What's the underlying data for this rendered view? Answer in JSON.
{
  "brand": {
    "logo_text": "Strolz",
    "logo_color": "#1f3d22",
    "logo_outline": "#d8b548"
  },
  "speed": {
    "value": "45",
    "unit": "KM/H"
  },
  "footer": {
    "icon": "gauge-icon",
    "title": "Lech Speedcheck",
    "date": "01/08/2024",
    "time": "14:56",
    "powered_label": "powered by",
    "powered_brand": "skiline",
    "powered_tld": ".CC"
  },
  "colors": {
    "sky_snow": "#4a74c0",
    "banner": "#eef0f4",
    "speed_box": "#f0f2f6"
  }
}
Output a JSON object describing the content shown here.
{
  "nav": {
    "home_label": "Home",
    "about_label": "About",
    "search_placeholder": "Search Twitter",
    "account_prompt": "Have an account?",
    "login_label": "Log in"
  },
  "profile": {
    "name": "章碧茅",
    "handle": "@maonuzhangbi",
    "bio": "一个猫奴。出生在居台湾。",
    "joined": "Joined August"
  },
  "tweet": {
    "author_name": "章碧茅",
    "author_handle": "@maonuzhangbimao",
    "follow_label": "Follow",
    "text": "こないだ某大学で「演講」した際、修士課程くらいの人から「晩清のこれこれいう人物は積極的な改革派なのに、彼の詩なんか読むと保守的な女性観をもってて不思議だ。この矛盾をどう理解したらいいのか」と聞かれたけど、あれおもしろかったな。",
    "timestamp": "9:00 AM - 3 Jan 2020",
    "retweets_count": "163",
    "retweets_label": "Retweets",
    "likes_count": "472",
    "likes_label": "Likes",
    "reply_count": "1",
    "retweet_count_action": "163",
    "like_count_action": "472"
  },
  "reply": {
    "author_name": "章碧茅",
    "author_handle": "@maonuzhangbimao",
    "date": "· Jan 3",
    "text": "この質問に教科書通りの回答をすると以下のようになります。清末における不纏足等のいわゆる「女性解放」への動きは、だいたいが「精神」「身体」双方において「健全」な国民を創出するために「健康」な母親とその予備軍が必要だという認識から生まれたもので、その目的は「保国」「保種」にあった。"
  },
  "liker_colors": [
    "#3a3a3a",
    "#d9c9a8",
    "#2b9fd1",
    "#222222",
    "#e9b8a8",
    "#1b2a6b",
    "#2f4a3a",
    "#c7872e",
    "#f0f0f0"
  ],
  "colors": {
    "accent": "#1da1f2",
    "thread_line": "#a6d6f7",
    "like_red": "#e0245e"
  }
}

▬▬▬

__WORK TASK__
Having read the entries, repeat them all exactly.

__SOLUTION TO THE PROBLEM__
What's the underlying data for this rendered view? Answer in JSON.
{
  "brand": {
    "logo_text": "Strolz",
    "logo_color": "#1f3d22",
    "logo_outline": "#d8b548"
  },
  "speed": {
    "value": "45",
    "unit": "KM/H"
  },
  "footer": {
    "icon": "gauge-icon",
    "title": "Lech Speedcheck",
    "date": "01/08/2024",
    "time": "14:56",
    "powered_label": "powered by",
    "powered_brand": "skiline",
    "powered_tld": ".CC"
  },
  "colors": {
    "sky_snow": "#4a74c0",
    "banner": "#eef0f4",
    "speed_box": "#f0f2f6"
  }
}
Output a JSON object describing the content shown here.
{
  "nav": {
    "home_label": "Home",
    "about_label": "About",
    "search_placeholder": "Search Twitter",
    "account_prompt": "Have an account?",
    "login_label": "Log in"
  },
  "profile": {
    "name": "章碧茅",
    "handle": "@maonuzhangbi",
    "bio": "一个猫奴。出生在居台湾。",
    "joined": "Joined August"
  },
  "tweet": {
    "author_name": "章碧茅",
    "author_handle": "@maonuzhangbimao",
    "follow_label": "Follow",
    "text": "こないだ某大学で「演講」した際、修士課程くらいの人から「晩清のこれこれいう人物は積極的な改革派なのに、彼の詩なんか読むと保守的な女性観をもってて不思議だ。この矛盾をどう理解したらいいのか」と聞かれたけど、あれおもしろかったな。",
    "timestamp": "9:00 AM - 3 Jan 2020",
    "retweets_count": "163",
    "retweets_label": "Retweets",
    "likes_count": "472",
    "likes_label": "Likes",
    "reply_count": "1",
    "retweet_count_action": "163",
    "like_count_action": "472"
  },
  "reply": {
    "author_name": "章碧茅",
    "author_handle": "@maonuzhangbimao",
    "date": "· Jan 3",
    "text": "この質問に教科書通りの回答をすると以下のようになります。清末における不纏足等のいわゆる「女性解放」への動きは、だいたいが「精神」「身体」双方において「健全」な国民を創出するために「健康」な母親とその予備軍が必要だという認識から生まれたもので、その目的は「保国」「保種」にあった。"
  },
  "liker_colors": [
    "#3a3a3a",
    "#d9c9a8",
    "#2b9fd1",
    "#222222",
    "#e9b8a8",
    "#1b2a6b",
    "#2f4a3a",
    "#c7872e",
    "#f0f0f0"
  ],
  "colors": {
    "accent": "#1da1f2",
    "thread_line": "#a6d6f7",
    "like_red": "#e0245e"
  }
}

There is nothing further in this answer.